- **EXERCISE INSTRUCTIONS**
The expected output is a copy of every line in the records with the string "Calle".

________________________

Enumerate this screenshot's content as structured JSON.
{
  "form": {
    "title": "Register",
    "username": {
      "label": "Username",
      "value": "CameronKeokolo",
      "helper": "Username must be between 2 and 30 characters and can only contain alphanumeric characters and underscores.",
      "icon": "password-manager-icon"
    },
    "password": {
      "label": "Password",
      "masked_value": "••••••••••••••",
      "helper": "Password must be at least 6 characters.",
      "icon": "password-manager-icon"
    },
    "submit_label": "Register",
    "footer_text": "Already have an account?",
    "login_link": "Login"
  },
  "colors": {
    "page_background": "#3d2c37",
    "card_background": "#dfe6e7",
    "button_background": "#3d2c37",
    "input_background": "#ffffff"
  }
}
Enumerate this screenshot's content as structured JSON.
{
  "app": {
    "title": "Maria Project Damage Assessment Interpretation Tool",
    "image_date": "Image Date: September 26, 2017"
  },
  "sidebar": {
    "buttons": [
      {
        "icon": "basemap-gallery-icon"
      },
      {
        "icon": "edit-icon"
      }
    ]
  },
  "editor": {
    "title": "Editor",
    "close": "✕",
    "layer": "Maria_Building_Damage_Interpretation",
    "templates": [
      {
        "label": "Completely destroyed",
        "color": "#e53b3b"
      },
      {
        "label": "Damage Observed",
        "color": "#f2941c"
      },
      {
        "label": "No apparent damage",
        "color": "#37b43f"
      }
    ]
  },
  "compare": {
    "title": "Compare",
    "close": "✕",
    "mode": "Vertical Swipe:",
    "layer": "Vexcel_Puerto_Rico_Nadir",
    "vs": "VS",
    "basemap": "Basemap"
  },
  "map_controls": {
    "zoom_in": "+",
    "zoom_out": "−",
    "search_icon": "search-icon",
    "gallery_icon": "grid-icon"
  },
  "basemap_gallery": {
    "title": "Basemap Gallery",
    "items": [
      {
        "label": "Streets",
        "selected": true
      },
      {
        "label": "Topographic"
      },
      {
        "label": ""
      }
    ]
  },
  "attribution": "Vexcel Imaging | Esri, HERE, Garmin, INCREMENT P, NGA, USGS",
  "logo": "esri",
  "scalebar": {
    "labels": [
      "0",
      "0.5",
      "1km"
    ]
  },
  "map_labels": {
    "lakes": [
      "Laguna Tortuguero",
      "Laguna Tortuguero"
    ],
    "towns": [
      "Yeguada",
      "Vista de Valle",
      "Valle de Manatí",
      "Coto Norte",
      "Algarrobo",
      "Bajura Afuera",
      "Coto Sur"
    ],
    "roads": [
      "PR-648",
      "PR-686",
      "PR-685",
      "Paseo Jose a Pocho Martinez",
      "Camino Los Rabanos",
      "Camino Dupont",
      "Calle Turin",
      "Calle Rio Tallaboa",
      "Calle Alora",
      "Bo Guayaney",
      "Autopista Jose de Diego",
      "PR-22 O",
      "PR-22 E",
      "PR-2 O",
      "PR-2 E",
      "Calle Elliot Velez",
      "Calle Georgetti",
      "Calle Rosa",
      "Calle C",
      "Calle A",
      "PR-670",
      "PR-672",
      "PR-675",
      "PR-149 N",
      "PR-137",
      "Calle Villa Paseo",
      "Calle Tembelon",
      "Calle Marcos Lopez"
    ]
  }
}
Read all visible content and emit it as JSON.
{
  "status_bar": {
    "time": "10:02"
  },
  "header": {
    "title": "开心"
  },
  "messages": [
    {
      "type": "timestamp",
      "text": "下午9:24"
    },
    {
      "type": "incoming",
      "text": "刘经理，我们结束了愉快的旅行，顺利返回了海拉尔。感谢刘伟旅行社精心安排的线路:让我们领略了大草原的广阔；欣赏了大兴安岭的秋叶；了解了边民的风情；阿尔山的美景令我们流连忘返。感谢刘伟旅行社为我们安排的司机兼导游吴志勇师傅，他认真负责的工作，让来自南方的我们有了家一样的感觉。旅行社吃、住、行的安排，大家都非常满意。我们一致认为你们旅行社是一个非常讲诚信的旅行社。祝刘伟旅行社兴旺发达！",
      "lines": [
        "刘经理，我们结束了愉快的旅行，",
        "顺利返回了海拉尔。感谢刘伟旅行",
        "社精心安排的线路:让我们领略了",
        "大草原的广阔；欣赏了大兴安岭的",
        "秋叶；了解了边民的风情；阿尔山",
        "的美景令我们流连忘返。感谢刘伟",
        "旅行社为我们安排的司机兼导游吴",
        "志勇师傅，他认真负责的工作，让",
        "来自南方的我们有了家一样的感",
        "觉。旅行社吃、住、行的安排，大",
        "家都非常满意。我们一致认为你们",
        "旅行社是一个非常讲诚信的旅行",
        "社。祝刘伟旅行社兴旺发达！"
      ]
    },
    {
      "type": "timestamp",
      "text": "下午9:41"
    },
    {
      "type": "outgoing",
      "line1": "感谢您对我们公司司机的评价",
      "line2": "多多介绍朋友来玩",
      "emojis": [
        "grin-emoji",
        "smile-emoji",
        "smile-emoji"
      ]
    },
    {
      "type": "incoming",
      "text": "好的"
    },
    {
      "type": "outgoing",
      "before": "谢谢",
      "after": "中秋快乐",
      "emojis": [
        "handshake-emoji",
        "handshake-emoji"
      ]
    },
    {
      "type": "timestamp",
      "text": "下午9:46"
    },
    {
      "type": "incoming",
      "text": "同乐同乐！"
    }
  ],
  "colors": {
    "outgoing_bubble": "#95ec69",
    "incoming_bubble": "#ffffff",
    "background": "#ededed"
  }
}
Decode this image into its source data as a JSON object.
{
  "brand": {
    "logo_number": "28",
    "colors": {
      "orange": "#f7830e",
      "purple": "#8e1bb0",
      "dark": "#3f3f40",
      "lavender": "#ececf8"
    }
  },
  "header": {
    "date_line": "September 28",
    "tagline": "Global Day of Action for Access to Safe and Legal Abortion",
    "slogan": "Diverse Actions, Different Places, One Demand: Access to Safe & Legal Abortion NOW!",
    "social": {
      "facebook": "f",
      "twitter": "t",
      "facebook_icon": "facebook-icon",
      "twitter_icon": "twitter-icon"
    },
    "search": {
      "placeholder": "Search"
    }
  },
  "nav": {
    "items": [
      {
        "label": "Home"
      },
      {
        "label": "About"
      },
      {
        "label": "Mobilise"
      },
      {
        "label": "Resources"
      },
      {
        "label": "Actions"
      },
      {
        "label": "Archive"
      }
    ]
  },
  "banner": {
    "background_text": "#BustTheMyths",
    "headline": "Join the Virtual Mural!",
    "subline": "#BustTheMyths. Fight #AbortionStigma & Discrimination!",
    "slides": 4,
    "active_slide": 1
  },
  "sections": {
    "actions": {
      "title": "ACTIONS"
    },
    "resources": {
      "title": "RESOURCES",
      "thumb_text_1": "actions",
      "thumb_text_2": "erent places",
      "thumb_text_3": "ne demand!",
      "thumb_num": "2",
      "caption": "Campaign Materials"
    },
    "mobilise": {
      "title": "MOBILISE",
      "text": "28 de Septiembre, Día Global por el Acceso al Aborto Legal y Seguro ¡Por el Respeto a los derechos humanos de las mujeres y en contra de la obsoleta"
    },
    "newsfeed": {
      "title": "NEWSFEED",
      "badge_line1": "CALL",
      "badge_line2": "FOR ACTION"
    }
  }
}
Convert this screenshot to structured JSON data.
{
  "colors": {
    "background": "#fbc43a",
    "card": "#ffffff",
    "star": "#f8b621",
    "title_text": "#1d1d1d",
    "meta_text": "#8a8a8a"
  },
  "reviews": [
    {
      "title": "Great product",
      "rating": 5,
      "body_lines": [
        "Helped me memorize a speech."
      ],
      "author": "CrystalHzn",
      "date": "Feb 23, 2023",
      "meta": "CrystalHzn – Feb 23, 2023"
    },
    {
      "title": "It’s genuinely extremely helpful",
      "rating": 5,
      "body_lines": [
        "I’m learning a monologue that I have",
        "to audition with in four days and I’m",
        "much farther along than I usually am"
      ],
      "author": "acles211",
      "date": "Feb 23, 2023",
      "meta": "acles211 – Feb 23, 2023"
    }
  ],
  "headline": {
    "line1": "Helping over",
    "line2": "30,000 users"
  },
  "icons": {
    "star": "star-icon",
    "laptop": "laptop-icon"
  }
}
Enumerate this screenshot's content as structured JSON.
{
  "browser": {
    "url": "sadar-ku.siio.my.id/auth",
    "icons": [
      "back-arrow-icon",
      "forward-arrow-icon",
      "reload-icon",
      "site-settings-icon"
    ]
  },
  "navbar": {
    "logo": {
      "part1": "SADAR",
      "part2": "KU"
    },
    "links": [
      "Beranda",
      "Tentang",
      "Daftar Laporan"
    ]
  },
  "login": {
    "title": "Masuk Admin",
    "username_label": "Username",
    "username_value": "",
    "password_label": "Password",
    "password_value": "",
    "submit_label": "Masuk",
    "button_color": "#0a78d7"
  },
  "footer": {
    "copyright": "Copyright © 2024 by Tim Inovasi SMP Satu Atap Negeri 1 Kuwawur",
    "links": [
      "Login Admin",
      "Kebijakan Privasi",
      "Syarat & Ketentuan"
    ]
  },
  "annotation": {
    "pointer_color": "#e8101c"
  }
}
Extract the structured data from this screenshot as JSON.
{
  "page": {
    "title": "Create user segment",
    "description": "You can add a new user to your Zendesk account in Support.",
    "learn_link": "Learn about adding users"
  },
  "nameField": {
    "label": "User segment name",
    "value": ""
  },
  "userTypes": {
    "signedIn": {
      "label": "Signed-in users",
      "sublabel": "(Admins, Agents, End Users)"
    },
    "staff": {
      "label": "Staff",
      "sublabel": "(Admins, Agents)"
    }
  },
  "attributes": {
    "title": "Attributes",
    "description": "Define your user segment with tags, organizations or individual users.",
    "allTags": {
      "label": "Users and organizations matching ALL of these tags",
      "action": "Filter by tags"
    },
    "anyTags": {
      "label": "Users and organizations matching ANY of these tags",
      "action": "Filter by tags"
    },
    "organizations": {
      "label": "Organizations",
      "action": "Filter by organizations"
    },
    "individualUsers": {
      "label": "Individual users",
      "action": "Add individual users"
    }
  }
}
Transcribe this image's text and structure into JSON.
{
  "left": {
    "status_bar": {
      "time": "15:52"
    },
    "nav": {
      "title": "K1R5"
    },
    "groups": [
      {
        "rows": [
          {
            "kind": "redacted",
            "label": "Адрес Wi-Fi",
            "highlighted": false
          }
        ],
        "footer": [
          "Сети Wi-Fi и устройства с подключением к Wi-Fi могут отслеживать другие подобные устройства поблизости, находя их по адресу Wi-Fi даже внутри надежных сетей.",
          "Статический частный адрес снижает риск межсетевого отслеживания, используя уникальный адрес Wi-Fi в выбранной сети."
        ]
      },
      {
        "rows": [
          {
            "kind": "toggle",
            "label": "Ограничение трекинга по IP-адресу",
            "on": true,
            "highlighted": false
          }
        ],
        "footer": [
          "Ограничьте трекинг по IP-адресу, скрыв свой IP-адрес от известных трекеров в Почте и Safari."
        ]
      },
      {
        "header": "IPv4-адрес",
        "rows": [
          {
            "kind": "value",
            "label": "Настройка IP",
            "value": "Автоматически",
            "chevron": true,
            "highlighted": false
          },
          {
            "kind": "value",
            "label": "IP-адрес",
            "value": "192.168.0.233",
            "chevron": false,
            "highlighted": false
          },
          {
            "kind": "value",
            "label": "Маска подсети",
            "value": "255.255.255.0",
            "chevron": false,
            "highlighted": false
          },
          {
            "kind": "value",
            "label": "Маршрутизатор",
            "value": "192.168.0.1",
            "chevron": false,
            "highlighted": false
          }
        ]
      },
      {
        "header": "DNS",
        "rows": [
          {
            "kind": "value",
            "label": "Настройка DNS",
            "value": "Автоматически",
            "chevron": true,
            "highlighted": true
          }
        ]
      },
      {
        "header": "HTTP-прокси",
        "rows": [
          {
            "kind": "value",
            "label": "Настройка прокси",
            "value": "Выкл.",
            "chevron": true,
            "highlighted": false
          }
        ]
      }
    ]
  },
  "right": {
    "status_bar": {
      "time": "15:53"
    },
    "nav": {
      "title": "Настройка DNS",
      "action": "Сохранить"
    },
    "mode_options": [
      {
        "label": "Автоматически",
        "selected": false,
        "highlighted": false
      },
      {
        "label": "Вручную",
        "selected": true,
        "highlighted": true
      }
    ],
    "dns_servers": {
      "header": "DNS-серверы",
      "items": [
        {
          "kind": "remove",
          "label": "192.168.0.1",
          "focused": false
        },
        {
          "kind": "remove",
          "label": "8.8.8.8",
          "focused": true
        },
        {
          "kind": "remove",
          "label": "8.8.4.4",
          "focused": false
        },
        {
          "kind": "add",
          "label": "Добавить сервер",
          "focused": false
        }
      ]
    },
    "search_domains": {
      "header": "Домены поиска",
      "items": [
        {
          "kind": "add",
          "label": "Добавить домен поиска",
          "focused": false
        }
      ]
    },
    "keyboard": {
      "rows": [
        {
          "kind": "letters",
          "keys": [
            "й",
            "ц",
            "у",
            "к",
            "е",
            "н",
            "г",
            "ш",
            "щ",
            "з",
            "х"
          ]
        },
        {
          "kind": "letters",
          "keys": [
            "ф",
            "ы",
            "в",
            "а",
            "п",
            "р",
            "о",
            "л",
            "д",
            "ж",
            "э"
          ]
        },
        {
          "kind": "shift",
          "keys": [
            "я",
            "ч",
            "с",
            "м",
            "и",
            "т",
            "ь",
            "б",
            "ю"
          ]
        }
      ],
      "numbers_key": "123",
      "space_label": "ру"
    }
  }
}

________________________

- **YOUR RESPONSE**
      "Calle Turin",
      "Calle Rio Tallaboa",
      "Calle Alora",
      "Calle Elliot Velez",
      "Calle Georgetti",
      "Calle Rosa",
      "Calle C",
      "Calle A",
      "Calle Villa Paseo",
      "Calle Tembelon",
      "Calle Marcos Lopez"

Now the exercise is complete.